Input material Start Marker

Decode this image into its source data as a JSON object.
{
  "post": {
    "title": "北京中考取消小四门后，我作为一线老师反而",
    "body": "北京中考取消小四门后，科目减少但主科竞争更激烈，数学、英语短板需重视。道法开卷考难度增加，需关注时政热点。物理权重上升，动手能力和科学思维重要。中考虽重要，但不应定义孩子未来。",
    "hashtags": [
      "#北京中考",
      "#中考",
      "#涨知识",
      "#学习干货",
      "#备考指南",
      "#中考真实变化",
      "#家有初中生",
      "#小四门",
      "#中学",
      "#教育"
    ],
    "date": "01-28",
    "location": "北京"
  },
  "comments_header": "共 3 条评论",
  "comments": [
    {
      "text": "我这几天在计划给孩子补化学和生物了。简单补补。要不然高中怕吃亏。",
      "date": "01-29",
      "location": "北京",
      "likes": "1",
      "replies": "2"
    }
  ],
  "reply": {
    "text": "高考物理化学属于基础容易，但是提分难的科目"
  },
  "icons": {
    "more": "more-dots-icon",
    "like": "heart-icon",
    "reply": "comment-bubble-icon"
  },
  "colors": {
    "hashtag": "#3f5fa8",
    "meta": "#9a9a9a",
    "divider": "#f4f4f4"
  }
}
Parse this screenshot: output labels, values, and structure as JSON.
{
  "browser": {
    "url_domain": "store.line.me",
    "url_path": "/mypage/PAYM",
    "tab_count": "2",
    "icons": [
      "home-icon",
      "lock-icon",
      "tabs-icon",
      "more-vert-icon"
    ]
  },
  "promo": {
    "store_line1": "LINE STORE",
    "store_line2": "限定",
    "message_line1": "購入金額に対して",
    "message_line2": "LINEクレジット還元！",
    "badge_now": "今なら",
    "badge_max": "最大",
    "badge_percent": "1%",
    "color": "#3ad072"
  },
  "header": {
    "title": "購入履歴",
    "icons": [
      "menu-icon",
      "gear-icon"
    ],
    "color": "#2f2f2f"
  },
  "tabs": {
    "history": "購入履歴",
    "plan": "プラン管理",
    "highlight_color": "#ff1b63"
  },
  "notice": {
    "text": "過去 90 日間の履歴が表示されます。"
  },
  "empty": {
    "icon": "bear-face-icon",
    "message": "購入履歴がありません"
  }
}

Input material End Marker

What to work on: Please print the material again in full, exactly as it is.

Output of the task:
Decode this image into its source data as a JSON object.
{
  "post": {
    "title": "北京中考取消小四门后，我作为一线老师反而",
    "body": "北京中考取消小四门后，科目减少但主科竞争更激烈，数学、英语短板需重视。道法开卷考难度增加，需关注时政热点。物理权重上升，动手能力和科学思维重要。中考虽重要，但不应定义孩子未来。",
    "hashtags": [
      "#北京中考",
      "#中考",
      "#涨知识",
      "#学习干货",
      "#备考指南",
      "#中考真实变化",
      "#家有初中生",
      "#小四门",
      "#中学",
      "#教育"
    ],
    "date": "01-28",
    "location": "北京"
  },
  "comments_header": "共 3 条评论",
  "comments": [
    {
      "text": "我这几天在计划给孩子补化学和生物了。简单补补。要不然高中怕吃亏。",
      "date": "01-29",
      "location": "北京",
      "likes": "1",
      "replies": "2"
    }
  ],
  "reply": {
    "text": "高考物理化学属于基础容易，但是提分难的科目"
  },
  "icons": {
    "more": "more-dots-icon",
    "like": "heart-icon",
    "reply": "comment-bubble-icon"
  },
  "colors": {
    "hashtag": "#3f5fa8",
    "meta": "#9a9a9a",
    "divider": "#f4f4f4"
  }
}
Parse this screenshot: output labels, values, and structure as JSON.
{
  "browser": {
    "url_domain": "store.line.me",
    "url_path": "/mypage/PAYM",
    "tab_count": "2",
    "icons": [
      "home-icon",
      "lock-icon",
      "tabs-icon",
      "more-vert-icon"
    ]
  },
  "promo": {
    "store_line1": "LINE STORE",
    "store_line2": "限定",
    "message_line1": "購入金額に対して",
    "message_line2": "LINEクレジット還元！",
    "badge_now": "今なら",
    "badge_max": "最大",
    "badge_percent": "1%",
    "color": "#3ad072"
  },
  "header": {
    "title": "購入履歴",
    "icons": [
      "menu-icon",
      "gear-icon"
    ],
    "color": "#2f2f2f"
  },
  "tabs": {
    "history": "購入履歴",
    "plan": "プラン管理",
    "highlight_color": "#ff1b63"
  },
  "notice": {
    "text": "過去 90 日間の履歴が表示されます。"
  },
  "empty": {
    "icon": "bear-face-icon",
    "message": "購入履歴がありません"
  }
}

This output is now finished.